Element data from apps and pages
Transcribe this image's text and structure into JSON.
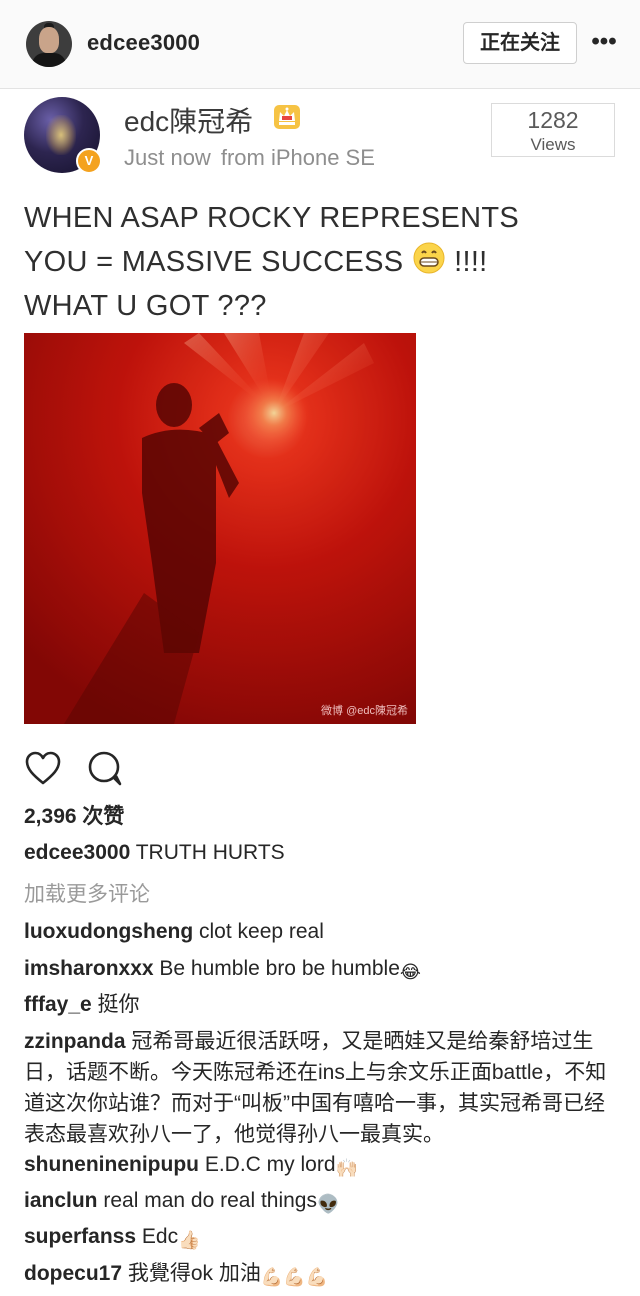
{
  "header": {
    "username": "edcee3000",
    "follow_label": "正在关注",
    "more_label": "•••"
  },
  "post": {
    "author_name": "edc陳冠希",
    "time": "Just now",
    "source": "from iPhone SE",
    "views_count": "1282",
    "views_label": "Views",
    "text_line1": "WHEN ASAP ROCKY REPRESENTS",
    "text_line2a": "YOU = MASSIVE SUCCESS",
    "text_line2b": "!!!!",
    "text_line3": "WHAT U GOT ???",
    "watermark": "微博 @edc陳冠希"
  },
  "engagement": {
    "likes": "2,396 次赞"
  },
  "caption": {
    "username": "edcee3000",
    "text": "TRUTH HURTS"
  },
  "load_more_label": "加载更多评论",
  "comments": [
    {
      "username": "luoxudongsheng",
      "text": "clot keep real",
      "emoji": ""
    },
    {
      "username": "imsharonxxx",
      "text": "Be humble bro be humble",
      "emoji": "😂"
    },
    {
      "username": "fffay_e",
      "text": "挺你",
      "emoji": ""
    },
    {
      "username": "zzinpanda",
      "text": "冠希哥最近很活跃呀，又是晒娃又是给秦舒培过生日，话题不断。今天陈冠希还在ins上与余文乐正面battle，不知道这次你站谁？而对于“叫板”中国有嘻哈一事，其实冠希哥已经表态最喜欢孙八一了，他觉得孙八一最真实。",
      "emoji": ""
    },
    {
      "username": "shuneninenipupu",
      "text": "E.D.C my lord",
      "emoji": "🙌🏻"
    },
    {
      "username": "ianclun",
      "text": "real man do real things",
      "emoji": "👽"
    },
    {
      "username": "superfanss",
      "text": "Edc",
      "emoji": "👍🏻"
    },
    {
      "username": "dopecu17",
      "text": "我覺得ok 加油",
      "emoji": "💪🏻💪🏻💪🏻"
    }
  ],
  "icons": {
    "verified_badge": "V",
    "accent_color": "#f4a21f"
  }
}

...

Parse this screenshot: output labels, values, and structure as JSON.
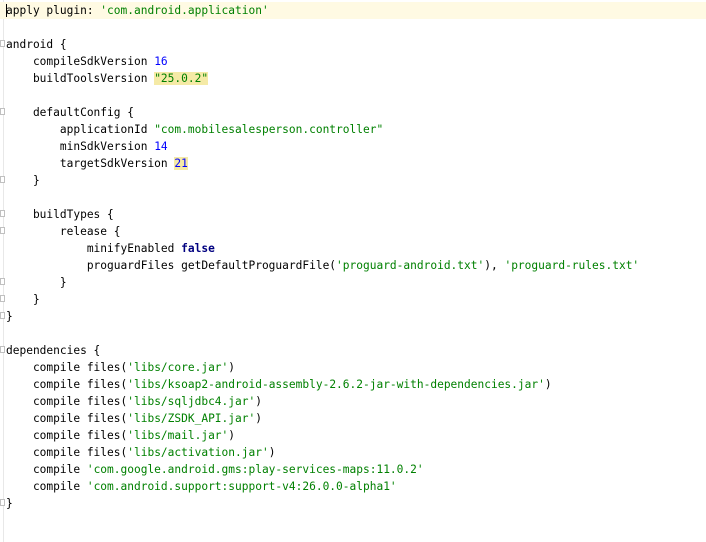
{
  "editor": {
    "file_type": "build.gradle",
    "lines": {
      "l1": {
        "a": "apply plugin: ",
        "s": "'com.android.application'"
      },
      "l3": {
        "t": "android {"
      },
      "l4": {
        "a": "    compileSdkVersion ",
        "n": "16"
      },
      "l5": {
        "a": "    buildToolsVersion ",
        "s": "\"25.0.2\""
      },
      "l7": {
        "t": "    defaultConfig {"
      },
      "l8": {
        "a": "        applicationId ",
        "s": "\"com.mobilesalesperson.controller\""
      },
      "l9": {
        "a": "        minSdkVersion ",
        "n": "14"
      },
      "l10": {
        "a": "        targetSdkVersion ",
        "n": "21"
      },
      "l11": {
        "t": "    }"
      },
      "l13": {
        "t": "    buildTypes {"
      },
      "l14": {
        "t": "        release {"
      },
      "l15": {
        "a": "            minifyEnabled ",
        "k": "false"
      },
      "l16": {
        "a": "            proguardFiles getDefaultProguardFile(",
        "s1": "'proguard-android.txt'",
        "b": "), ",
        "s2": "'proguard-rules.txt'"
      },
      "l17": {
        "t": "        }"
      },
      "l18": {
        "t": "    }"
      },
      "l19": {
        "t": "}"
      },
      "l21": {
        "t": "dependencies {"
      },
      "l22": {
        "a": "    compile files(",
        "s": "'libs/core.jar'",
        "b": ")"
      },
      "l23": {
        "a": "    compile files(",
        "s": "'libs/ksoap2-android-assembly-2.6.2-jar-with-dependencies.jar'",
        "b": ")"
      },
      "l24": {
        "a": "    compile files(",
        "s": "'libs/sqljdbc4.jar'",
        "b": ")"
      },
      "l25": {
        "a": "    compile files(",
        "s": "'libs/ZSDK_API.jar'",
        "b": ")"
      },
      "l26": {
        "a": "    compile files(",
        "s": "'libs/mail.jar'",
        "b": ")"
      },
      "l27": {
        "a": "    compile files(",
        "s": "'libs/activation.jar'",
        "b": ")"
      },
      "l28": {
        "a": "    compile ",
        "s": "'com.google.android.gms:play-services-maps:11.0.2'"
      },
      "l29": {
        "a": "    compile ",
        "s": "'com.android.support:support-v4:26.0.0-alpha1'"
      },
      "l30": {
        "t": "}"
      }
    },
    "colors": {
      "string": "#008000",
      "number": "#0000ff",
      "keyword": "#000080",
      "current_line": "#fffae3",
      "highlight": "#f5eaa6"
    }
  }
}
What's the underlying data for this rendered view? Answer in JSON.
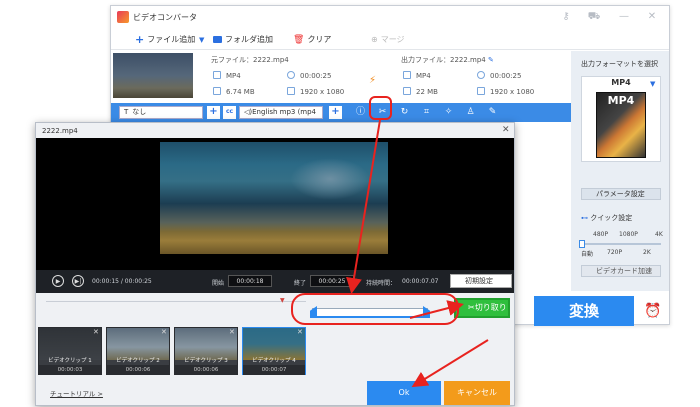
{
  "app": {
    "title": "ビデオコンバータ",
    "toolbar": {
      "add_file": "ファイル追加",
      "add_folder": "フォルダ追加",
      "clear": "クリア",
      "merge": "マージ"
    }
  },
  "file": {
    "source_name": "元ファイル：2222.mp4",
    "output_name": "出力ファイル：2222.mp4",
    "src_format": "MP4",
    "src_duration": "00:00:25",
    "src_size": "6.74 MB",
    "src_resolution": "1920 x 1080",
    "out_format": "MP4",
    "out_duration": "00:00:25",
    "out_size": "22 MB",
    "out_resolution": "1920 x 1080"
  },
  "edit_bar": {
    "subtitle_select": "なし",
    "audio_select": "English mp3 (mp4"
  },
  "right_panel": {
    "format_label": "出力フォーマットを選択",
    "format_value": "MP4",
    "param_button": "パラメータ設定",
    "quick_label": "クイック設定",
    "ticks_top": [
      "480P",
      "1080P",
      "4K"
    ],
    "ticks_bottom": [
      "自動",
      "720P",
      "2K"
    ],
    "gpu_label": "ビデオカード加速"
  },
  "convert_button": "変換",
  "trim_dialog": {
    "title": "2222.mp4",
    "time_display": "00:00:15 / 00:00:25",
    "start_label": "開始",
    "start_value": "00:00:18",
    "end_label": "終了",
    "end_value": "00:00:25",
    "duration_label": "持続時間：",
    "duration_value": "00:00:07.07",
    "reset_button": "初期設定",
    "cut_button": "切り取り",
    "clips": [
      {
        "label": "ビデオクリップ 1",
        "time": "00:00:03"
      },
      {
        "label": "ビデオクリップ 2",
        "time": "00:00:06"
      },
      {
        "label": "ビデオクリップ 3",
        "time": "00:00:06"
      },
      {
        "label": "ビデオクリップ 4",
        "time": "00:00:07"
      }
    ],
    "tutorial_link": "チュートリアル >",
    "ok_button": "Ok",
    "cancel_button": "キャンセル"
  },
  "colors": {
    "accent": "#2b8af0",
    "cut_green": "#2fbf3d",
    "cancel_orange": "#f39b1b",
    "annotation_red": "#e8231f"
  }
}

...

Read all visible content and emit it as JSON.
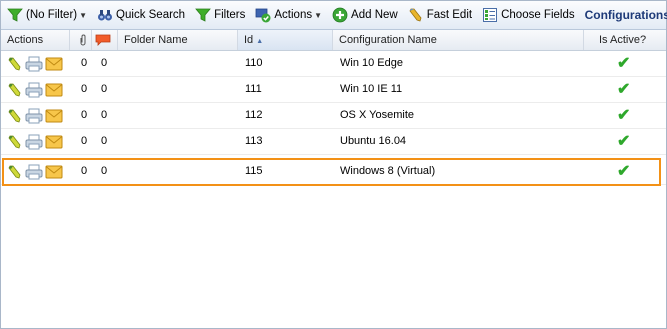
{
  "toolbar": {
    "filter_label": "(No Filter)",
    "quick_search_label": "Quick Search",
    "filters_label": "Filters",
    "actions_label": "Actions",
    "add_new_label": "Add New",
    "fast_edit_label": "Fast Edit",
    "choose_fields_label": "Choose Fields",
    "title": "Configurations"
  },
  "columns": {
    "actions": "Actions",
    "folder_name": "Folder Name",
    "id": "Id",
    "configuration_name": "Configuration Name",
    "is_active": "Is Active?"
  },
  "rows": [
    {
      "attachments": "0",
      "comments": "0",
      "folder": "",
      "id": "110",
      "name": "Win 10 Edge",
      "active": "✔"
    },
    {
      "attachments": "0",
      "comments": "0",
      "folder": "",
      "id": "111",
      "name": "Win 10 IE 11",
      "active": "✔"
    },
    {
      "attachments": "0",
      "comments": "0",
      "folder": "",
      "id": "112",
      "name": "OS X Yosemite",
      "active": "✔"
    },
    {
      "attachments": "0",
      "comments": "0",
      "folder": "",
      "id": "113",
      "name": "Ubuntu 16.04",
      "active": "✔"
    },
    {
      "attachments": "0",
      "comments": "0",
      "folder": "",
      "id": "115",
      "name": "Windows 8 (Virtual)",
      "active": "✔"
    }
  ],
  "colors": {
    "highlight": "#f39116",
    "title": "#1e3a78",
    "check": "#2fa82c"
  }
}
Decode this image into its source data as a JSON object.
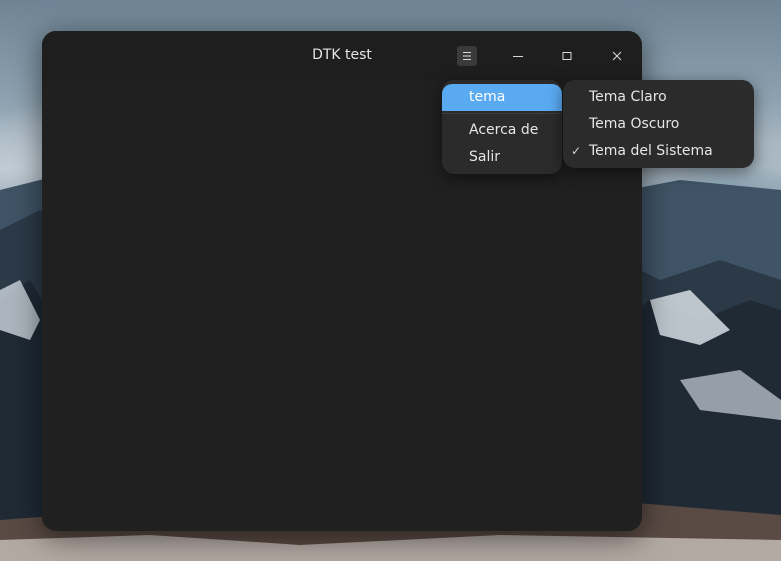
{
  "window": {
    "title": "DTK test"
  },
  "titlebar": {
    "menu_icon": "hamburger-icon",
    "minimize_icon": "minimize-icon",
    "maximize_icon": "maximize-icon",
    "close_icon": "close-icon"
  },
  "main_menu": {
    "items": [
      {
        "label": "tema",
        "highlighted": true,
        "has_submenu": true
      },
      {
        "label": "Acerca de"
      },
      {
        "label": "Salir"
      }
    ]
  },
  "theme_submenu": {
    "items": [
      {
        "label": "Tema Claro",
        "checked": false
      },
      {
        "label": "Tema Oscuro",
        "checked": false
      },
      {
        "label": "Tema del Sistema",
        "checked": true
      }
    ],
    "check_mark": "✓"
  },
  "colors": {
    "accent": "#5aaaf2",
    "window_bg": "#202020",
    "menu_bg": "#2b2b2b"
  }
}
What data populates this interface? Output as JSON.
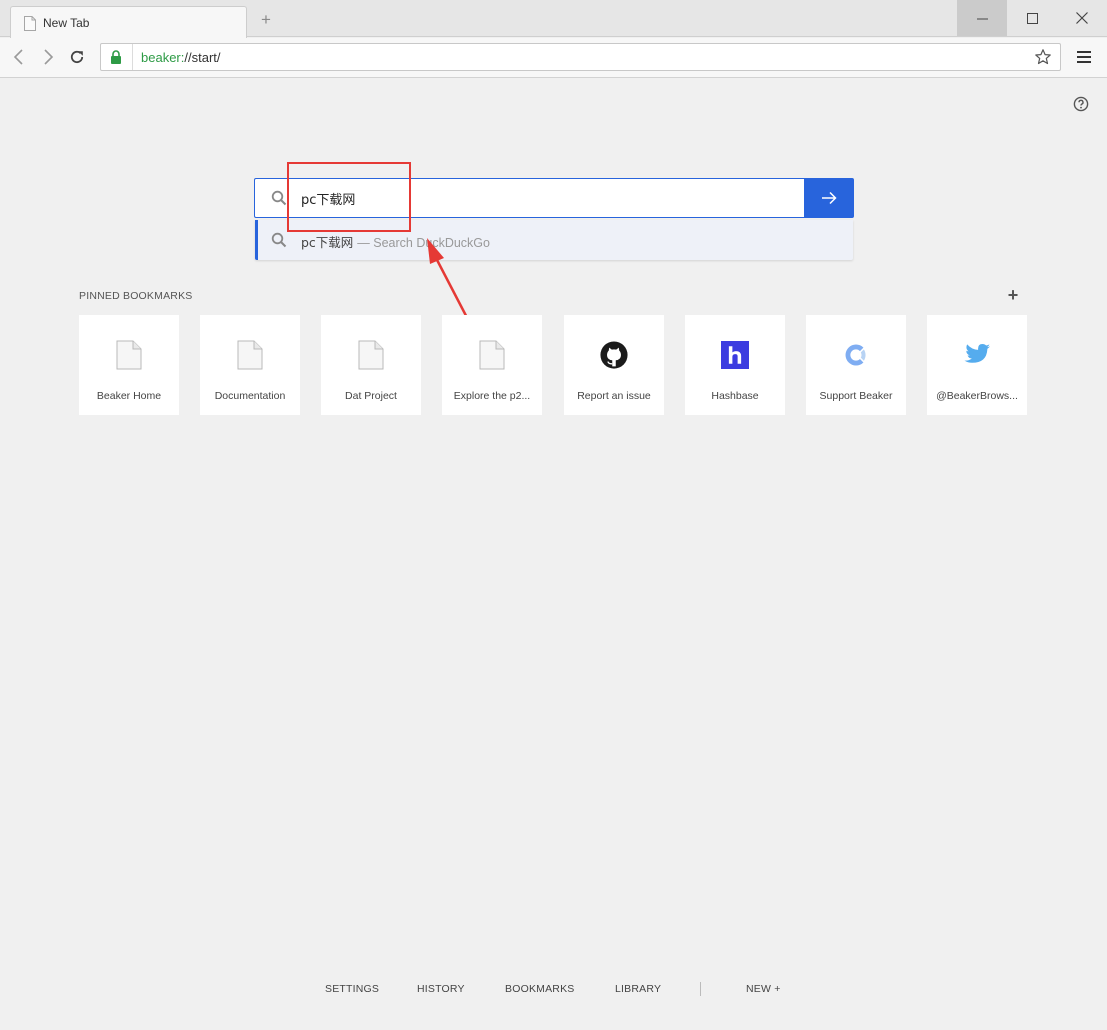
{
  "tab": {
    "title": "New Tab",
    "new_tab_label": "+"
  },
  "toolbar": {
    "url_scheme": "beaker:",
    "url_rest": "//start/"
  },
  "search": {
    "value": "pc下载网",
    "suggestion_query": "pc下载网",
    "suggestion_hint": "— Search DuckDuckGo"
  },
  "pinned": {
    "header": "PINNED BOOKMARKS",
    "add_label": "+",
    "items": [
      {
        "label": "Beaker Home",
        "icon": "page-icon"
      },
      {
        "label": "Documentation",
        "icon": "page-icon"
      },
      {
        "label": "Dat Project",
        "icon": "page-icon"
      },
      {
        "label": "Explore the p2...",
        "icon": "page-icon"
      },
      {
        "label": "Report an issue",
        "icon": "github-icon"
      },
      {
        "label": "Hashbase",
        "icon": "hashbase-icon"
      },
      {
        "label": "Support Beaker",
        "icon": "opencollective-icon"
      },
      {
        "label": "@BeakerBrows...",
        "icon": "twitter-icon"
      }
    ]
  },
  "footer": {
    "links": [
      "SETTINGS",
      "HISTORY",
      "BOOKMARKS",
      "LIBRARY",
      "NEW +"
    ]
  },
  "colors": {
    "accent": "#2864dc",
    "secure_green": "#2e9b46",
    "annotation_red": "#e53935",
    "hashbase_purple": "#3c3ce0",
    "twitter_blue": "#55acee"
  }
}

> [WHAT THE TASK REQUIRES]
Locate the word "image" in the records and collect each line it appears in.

> [REPLY TO THE TASK]
Transcribe this image's text and structure into JSON.
Decode this image into its source data as a JSON object.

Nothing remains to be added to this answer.